▸ Exercise
In the entries that follow, find every line containing "JSON" and copy it.
--- --- ---
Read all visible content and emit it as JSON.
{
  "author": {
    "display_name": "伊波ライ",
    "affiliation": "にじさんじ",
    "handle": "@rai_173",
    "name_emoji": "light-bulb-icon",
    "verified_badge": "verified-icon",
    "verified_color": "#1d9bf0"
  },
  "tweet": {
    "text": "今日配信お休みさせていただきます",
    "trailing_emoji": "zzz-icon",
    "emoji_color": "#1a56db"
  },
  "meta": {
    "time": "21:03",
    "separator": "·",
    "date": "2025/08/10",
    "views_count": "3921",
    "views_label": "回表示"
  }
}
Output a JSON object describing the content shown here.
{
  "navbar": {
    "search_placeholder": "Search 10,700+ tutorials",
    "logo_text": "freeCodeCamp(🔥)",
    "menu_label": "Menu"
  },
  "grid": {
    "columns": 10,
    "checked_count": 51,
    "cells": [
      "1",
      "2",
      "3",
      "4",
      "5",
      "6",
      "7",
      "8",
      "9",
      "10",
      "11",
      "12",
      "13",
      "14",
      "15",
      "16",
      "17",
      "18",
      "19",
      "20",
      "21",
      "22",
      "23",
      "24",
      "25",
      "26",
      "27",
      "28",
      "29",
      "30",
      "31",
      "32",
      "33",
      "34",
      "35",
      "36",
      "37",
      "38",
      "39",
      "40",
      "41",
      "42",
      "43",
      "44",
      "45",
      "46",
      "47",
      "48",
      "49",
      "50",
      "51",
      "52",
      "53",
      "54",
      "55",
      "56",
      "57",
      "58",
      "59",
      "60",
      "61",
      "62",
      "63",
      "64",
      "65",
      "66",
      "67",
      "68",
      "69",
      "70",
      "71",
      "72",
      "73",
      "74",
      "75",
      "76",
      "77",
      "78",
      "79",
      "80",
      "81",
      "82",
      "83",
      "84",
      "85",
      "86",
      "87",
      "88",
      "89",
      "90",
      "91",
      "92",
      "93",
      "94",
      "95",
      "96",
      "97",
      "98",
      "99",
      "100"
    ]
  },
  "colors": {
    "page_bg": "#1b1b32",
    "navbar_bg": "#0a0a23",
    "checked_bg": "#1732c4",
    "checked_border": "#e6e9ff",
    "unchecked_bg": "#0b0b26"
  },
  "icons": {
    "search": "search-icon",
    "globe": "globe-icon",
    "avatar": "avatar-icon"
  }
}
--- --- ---
▸ Exercise response
Read all visible content and emit it as JSON.
Output a JSON object describing the content shown here.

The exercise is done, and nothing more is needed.